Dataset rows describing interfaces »
^^^^

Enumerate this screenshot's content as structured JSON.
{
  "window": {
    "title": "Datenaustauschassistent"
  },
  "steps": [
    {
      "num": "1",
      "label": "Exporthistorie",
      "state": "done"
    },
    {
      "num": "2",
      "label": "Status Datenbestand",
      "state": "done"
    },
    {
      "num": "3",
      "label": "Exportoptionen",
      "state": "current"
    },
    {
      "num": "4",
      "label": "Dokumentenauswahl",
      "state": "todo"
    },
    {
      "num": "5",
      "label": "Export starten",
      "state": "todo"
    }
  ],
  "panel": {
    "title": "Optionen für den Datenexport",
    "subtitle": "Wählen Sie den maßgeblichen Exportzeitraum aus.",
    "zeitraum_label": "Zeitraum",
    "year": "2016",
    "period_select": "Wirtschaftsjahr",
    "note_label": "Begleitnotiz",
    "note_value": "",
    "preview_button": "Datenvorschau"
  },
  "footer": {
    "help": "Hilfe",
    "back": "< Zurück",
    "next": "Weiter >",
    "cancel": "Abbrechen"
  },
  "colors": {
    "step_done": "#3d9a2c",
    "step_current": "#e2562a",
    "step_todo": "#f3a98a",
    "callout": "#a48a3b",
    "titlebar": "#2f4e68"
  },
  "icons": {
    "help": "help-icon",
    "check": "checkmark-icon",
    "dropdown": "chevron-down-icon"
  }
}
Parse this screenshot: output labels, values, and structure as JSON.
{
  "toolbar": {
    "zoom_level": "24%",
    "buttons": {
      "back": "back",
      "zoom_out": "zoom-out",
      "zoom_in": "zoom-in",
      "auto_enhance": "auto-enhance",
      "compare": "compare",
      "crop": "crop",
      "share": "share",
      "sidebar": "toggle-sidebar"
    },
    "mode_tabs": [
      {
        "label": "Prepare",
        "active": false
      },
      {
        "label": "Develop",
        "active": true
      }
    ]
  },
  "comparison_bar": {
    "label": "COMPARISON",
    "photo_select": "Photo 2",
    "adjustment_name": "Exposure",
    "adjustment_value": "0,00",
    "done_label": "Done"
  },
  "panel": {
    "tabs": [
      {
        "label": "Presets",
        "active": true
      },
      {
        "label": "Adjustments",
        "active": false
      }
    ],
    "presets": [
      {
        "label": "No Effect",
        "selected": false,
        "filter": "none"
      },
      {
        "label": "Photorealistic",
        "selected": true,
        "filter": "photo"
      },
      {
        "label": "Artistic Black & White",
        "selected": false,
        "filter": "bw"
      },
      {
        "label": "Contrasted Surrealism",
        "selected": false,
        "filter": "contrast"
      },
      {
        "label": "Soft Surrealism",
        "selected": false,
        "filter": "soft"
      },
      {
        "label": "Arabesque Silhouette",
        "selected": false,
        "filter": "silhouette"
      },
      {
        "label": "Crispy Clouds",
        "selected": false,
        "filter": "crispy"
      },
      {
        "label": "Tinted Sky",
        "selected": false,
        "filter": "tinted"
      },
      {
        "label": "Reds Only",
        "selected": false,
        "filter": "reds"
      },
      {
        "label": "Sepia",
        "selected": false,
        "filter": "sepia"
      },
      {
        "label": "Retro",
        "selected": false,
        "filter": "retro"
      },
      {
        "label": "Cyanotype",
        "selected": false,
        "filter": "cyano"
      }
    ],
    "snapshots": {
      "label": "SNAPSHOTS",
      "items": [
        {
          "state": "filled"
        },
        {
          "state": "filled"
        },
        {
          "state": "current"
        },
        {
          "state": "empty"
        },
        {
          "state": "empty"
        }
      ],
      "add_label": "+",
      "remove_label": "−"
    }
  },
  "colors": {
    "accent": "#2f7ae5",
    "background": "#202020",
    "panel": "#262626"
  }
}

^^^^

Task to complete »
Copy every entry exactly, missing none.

Exercise solution »
Enumerate this screenshot's content as structured JSON.
{
  "window": {
    "title": "Datenaustauschassistent"
  },
  "steps": [
    {
      "num": "1",
      "label": "Exporthistorie",
      "state": "done"
    },
    {
      "num": "2",
      "label": "Status Datenbestand",
      "state": "done"
    },
    {
      "num": "3",
      "label": "Exportoptionen",
      "state": "current"
    },
    {
      "num": "4",
      "label": "Dokumentenauswahl",
      "state": "todo"
    },
    {
      "num": "5",
      "label": "Export starten",
      "state": "todo"
    }
  ],
  "panel": {
    "title": "Optionen für den Datenexport",
    "subtitle": "Wählen Sie den maßgeblichen Exportzeitraum aus.",
    "zeitraum_label": "Zeitraum",
    "year": "2016",
    "period_select": "Wirtschaftsjahr",
    "note_label": "Begleitnotiz",
    "note_value": "",
    "preview_button": "Datenvorschau"
  },
  "footer": {
    "help": "Hilfe",
    "back": "< Zurück",
    "next": "Weiter >",
    "cancel": "Abbrechen"
  },
  "colors": {
    "step_done": "#3d9a2c",
    "step_current": "#e2562a",
    "step_todo": "#f3a98a",
    "callout": "#a48a3b",
    "titlebar": "#2f4e68"
  },
  "icons": {
    "help": "help-icon",
    "check": "checkmark-icon",
    "dropdown": "chevron-down-icon"
  }
}
Parse this screenshot: output labels, values, and structure as JSON.
{
  "toolbar": {
    "zoom_level": "24%",
    "buttons": {
      "back": "back",
      "zoom_out": "zoom-out",
      "zoom_in": "zoom-in",
      "auto_enhance": "auto-enhance",
      "compare": "compare",
      "crop": "crop",
      "share": "share",
      "sidebar": "toggle-sidebar"
    },
    "mode_tabs": [
      {
        "label": "Prepare",
        "active": false
      },
      {
        "label": "Develop",
        "active": true
      }
    ]
  },
  "comparison_bar": {
    "label": "COMPARISON",
    "photo_select": "Photo 2",
    "adjustment_name": "Exposure",
    "adjustment_value": "0,00",
    "done_label": "Done"
  },
  "panel": {
    "tabs": [
      {
        "label": "Presets",
        "active": true
      },
      {
        "label": "Adjustments",
        "active": false
      }
    ],
    "presets": [
      {
        "label": "No Effect",
        "selected": false,
        "filter": "none"
      },
      {
        "label": "Photorealistic",
        "selected": true,
        "filter": "photo"
      },
      {
        "label": "Artistic Black & White",
        "selected": false,
        "filter": "bw"
      },
      {
        "label": "Contrasted Surrealism",
        "selected": false,
        "filter": "contrast"
      },
      {
        "label": "Soft Surrealism",
        "selected": false,
        "filter": "soft"
      },
      {
        "label": "Arabesque Silhouette",
        "selected": false,
        "filter": "silhouette"
      },
      {
        "label": "Crispy Clouds",
        "selected": false,
        "filter": "crispy"
      },
      {
        "label": "Tinted Sky",
        "selected": false,
        "filter": "tinted"
      },
      {
        "label": "Reds Only",
        "selected": false,
        "filter": "reds"
      },
      {
        "label": "Sepia",
        "selected": false,
        "filter": "sepia"
      },
      {
        "label": "Retro",
        "selected": false,
        "filter": "retro"
      },
      {
        "label": "Cyanotype",
        "selected": false,
        "filter": "cyano"
      }
    ],
    "snapshots": {
      "label": "SNAPSHOTS",
      "items": [
        {
          "state": "filled"
        },
        {
          "state": "filled"
        },
        {
          "state": "current"
        },
        {
          "state": "empty"
        },
        {
          "state": "empty"
        }
      ],
      "add_label": "+",
      "remove_label": "−"
    }
  },
  "colors": {
    "accent": "#2f7ae5",
    "background": "#202020",
    "panel": "#262626"
  }
}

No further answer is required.